Well, maybe the actual height of Kilimanjaro hasn't, but the offical figure for it has. Even today there are several numbers to choose from for the altitude of Kilimanjaro.
5895 m, 5893 m or 5892 m
Read how it came to that and then take your pick!
It all started in 1889, when Dr. Hans Meyer on his third attempt finally became the first person to conquer the summit of Mount Kilimanjaro. (It should take another 20 years before a second climber would climb the full height of Kilimanjaro.)
Well, when Hans Meyer returned from his climb he went on to tell the world that he had climbed to 19,833 ft or about 6045 m. We do know that that height is exaggerated. The colonial authorities in Germany adjusted the figure to 5892 metres and that was the official height of Kilimanjaro until 1952.
That year Kilimanjaro was mapped by British cartographers. The new official Mt. Kilimanjaro altitude was 5895 metres or 19340 ft.
This is the Kilimanjaro height written on the sign at Uhuru Peak itself. And it is also the figure that you will find in most resources and information materials about Kilimanjaro, including this website.
Except, the UNEP/WCMC (United Nations Environment Programme/World Conservation Monitoring Centre), in their official fact sheet about Kilimanjaro National Park, states the height of Kilimanjaro as 5893 metres...

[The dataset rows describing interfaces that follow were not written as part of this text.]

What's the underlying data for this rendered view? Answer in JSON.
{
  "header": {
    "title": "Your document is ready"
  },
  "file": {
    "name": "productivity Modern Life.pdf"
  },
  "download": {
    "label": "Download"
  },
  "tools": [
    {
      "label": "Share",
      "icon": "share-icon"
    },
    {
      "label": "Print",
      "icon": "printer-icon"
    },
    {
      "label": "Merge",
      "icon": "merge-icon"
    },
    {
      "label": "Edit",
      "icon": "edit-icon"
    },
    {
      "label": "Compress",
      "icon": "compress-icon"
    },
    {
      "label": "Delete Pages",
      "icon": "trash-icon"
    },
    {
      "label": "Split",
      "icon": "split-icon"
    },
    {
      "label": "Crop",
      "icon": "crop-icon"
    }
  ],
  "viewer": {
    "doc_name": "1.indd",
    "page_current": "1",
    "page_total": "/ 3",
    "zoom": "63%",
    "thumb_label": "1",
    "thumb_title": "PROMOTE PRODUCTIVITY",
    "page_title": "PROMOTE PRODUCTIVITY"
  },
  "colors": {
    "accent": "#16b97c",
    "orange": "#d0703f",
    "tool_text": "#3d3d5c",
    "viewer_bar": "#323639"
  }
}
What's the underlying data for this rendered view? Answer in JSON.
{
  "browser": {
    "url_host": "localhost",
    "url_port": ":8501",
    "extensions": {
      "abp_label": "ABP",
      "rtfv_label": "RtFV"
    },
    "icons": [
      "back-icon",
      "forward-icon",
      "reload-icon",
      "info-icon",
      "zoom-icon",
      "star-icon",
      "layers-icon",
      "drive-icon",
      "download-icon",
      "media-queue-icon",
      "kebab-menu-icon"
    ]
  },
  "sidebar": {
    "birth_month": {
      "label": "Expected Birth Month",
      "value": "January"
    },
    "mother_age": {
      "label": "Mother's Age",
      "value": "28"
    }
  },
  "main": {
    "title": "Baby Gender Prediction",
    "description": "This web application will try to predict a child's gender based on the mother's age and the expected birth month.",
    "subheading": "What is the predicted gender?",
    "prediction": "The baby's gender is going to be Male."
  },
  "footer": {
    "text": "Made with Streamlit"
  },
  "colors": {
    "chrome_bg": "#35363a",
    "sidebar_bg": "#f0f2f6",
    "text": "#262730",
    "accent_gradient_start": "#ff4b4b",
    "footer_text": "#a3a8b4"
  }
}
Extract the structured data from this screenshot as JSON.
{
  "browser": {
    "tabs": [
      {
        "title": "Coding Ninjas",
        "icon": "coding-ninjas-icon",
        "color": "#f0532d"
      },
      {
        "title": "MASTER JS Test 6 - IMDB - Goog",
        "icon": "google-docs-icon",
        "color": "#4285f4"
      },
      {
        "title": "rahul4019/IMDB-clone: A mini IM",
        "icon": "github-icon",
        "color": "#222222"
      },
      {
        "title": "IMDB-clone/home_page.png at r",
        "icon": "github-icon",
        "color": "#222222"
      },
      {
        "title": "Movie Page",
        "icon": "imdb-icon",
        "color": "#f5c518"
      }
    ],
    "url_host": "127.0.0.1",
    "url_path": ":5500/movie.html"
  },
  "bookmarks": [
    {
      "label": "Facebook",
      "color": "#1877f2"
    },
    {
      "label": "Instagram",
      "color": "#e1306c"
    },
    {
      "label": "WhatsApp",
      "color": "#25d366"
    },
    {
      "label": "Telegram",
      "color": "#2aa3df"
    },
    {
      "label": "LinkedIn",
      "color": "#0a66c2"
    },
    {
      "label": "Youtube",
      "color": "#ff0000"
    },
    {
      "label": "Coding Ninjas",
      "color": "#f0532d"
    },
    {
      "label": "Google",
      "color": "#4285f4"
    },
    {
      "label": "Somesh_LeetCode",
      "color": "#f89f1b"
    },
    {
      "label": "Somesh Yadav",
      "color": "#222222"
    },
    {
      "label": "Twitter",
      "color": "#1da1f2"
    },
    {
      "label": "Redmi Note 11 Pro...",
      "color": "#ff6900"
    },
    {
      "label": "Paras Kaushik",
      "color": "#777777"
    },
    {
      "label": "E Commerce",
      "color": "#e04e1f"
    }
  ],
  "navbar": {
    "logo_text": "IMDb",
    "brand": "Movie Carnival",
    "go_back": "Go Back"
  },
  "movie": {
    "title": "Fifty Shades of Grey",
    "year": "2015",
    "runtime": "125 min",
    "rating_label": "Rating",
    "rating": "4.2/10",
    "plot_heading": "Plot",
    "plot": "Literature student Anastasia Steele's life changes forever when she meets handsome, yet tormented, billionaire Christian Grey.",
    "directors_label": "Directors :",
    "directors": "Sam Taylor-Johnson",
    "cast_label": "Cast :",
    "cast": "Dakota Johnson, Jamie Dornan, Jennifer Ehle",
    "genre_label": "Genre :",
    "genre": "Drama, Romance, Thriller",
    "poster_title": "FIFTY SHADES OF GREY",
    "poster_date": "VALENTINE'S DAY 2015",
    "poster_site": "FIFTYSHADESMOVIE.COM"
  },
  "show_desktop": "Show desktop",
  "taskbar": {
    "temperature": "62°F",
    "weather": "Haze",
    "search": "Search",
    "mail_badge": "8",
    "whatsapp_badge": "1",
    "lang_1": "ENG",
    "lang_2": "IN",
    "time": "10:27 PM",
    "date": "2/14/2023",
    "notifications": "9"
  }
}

Since 1952 technology has obviously improved somewhat. So a team of specialists re-measured the height of Kilimanjaro in 1999, using the newly available GPS technology. GPS technology that had made Mt. Everest shrink a few metres. And Mt. Kilimanjaro met the same fate...
5892.55 metres was the result. Kilimanjaro had shrunk by 2.45 metres.
Technology evolves fast, so 2008 the exercise was repeated. And wouldn't you know it, GPS and gravimeter methods tell us Kilimanjaro is now only 5,891.8 metres high! (19,330 ft).
It is reasonable to assume that this latest reading is the most accurate.
What is not clear is whether the height loss is a result of actual shrinking or just the result of the less accurate technology available in previous years. Maybe a combination of both.
Clear is, so far everybody is still referring to Mount Kilimanjaro as being 5895 metres high.
If that Kilimanjaro height is good enough to appear on the UNESCO world heritage listing for Kilimanjaro National Park, then it is good enough for me. I shall go with the flow...